* _RECORDS FOR THIS EXERCISE_
+===+
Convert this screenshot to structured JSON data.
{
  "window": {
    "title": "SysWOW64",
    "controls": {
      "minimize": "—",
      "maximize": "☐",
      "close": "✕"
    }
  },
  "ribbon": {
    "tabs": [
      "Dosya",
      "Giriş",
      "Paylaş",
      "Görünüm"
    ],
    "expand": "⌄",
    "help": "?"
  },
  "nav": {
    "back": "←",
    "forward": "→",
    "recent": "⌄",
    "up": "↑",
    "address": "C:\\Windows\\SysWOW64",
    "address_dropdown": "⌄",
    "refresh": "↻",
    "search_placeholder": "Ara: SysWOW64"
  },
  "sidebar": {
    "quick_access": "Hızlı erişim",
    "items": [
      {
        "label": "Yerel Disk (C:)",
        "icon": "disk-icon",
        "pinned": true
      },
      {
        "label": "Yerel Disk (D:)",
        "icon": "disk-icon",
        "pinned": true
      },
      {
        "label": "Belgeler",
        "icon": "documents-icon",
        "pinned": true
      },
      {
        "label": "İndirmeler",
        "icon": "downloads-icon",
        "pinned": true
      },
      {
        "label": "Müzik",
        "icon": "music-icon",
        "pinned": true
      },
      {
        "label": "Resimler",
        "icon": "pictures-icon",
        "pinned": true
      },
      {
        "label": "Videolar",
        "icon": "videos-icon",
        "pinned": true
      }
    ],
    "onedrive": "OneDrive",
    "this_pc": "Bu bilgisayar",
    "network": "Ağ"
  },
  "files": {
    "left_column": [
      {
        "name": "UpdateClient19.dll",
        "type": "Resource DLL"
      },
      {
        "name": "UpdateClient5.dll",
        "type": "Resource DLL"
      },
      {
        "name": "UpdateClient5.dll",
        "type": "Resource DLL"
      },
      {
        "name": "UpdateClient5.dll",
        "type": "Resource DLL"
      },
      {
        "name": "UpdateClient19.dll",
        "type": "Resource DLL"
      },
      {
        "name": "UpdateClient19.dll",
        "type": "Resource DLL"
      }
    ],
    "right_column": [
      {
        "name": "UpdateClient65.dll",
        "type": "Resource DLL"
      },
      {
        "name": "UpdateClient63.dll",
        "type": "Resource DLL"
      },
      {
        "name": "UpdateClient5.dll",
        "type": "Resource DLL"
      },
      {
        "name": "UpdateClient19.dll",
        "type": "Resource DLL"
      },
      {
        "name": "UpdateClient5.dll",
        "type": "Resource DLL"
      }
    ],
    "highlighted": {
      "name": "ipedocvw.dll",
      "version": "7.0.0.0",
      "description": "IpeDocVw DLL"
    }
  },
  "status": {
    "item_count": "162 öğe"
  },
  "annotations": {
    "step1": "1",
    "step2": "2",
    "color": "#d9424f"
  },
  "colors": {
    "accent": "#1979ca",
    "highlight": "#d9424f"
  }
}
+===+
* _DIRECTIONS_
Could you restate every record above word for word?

* _TASK RESPONSE_
Convert this screenshot to structured JSON data.
{
  "window": {
    "title": "SysWOW64",
    "controls": {
      "minimize": "—",
      "maximize": "☐",
      "close": "✕"
    }
  },
  "ribbon": {
    "tabs": [
      "Dosya",
      "Giriş",
      "Paylaş",
      "Görünüm"
    ],
    "expand": "⌄",
    "help": "?"
  },
  "nav": {
    "back": "←",
    "forward": "→",
    "recent": "⌄",
    "up": "↑",
    "address": "C:\\Windows\\SysWOW64",
    "address_dropdown": "⌄",
    "refresh": "↻",
    "search_placeholder": "Ara: SysWOW64"
  },
  "sidebar": {
    "quick_access": "Hızlı erişim",
    "items": [
      {
        "label": "Yerel Disk (C:)",
        "icon": "disk-icon",
        "pinned": true
      },
      {
        "label": "Yerel Disk (D:)",
        "icon": "disk-icon",
        "pinned": true
      },
      {
        "label": "Belgeler",
        "icon": "documents-icon",
        "pinned": true
      },
      {
        "label": "İndirmeler",
        "icon": "downloads-icon",
        "pinned": true
      },
      {
        "label": "Müzik",
        "icon": "music-icon",
        "pinned": true
      },
      {
        "label": "Resimler",
        "icon": "pictures-icon",
        "pinned": true
      },
      {
        "label": "Videolar",
        "icon": "videos-icon",
        "pinned": true
      }
    ],
    "onedrive": "OneDrive",
    "this_pc": "Bu bilgisayar",
    "network": "Ağ"
  },
  "files": {
    "left_column": [
      {
        "name": "UpdateClient19.dll",
        "type": "Resource DLL"
      },
      {
        "name": "UpdateClient5.dll",
        "type": "Resource DLL"
      },
      {
        "name": "UpdateClient5.dll",
        "type": "Resource DLL"
      },
      {
        "name": "UpdateClient5.dll",
        "type": "Resource DLL"
      },
      {
        "name": "UpdateClient19.dll",
        "type": "Resource DLL"
      },
      {
        "name": "UpdateClient19.dll",
        "type": "Resource DLL"
      }
    ],
    "right_column": [
      {
        "name": "UpdateClient65.dll",
        "type": "Resource DLL"
      },
      {
        "name": "UpdateClient63.dll",
        "type": "Resource DLL"
      },
      {
        "name": "UpdateClient5.dll",
        "type": "Resource DLL"
      },
      {
        "name": "UpdateClient19.dll",
        "type": "Resource DLL"
      },
      {
        "name": "UpdateClient5.dll",
        "type": "Resource DLL"
      }
    ],
    "highlighted": {
      "name": "ipedocvw.dll",
      "version": "7.0.0.0",
      "description": "IpeDocVw DLL"
    }
  },
  "status": {
    "item_count": "162 öğe"
  },
  "annotations": {
    "step1": "1",
    "step2": "2",
    "color": "#d9424f"
  },
  "colors": {
    "accent": "#1979ca",
    "highlight": "#d9424f"
  }
}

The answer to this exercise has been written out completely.